“By the way, Russia had the first sexual revolution. Lenin was a big homosexual; as for Karl and Marx, I think they were together. But they realized on their own it was going nowhere.”
— 3 milioane1
On 6 and 7 October 2018, in what has become known as the family referendum, some Romanians voted on changing the definition of marriage in the Constitution, from the union between two spouses to that between man and woman. Many more Romanians abstained or actively boycotted the referendum with the felicitous result of only 21.1 percent participation, not even close to the 30 percent threshold required for validation. What are the stakes? As Cristian Lungu, senator and president of the center-right PMP Cluj (People’s Movement Party) summarizes tendentiously, the referendum is all about “reclaiming our country from the grip of the neo-Marxist–progressive–anarchist revolution that promotes moral, cultural relativism and gender ideology.” His is only one of many voices on the Right identifying the referendum with a bid for independence, national sovereignty, and desirable distance from an EU steeped into the sins of liberalism and relativism. It’s no wonder that this referendum provided a domestic opening for the first public grumblings about a possible ROEXIT.
In the past four weeks, Romania has witnessed some of the biggest protests in the post-communist era.
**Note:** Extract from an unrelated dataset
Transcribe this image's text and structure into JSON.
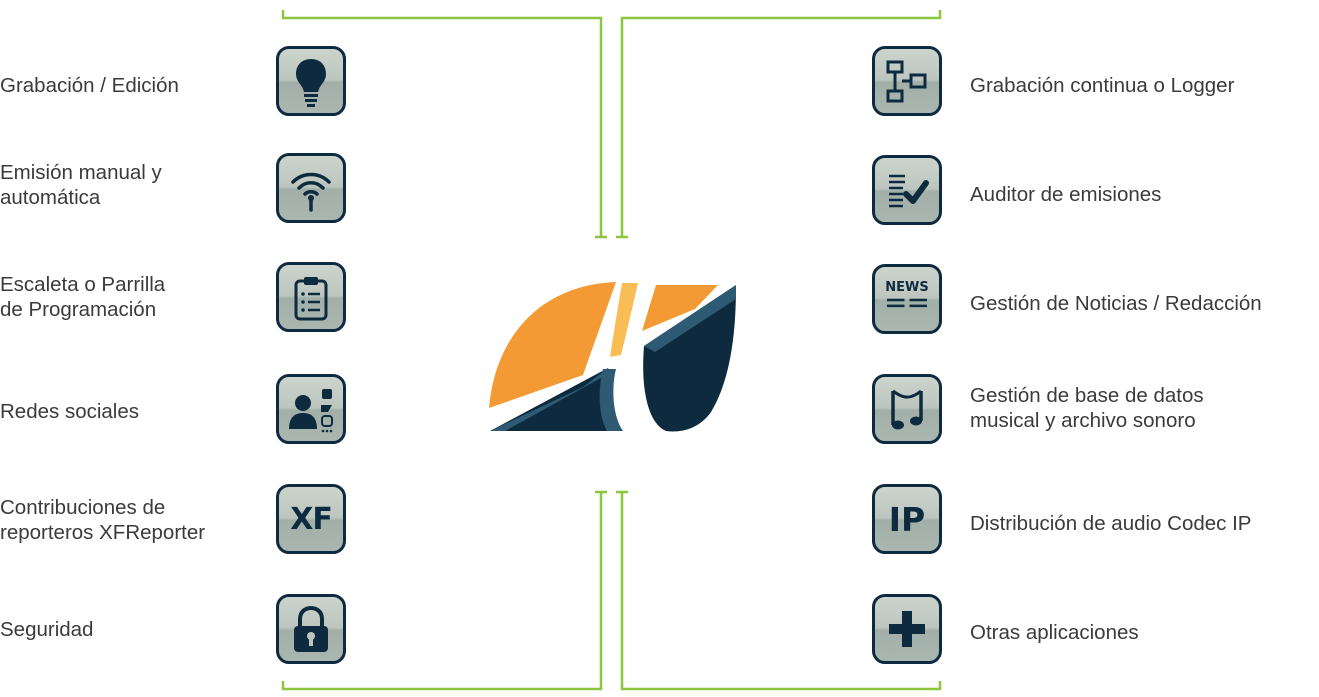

Hundreds of thousands of people in cities across the country took to the streets to protest a government bill that would potentially decriminalize corruption offenses and therefore help the case of the ruling Social Democratic Party leader. Hence, at home and in the international press, the protests were framed as a struggle between the corrupt government and the people pushing for anticorruption and for the respect of the rule of law. By virtue of this collective and spontaneous reaction against a government decree, the Romanian protests were cherished as a “beacon of hope” for democracy tout court. This was quite a staggering achievement: Romania was simultaneously portrayed as one of the most corrupt countries in Europe and as a silver lining for the world. It encapsulates the massively contradictory character of the protests that, despite the catchphrases and punch lines of the media, cannot be conveniently reduced to a single narrative or to a clear-cut conflict. I will try to articulate here the complexities of these protests via a metaphor: a cake with three layers and a cherry on top. Can the Romanians have their cake and eat it too?
On 20 December 2014, Romania got its new president: Klaus Iohannis. The processes surrounding this election deserve mention and anthropological scrutiny. Almost exactly twenty-five years after the execution of the Ceausescu couple on Christmas Day 1989, Romania is celebrating a brand new sort of President: a “Santa Klaus.”
In autumn of 2013, Romania witnessed some of the biggest post-1989 protests. From September to early December, tens of thousands of people took to the streets in major cities. People were furious about the government making a deal with a Canadian mining multinational for an opencast mine in Roșia Montana, a small mining town located in the Apuseni Mountains. In the making for almost 16 years, the project had been mired in controversy from the outset (e.g., see Kalb 2006). First, its very existence and the lack of transparency about what the deal included raised suspicions of complicity between local politicians of all stripes and the Canadian mining firm behind the project. Allegations of conflicts of interest, illicit lobbying, and top-level corruption were abundant. Long-term journalist investigations gave credence to many such views, documenting a vast network of business and political interests, both local and global, undergirding the project (Gotiu 2013).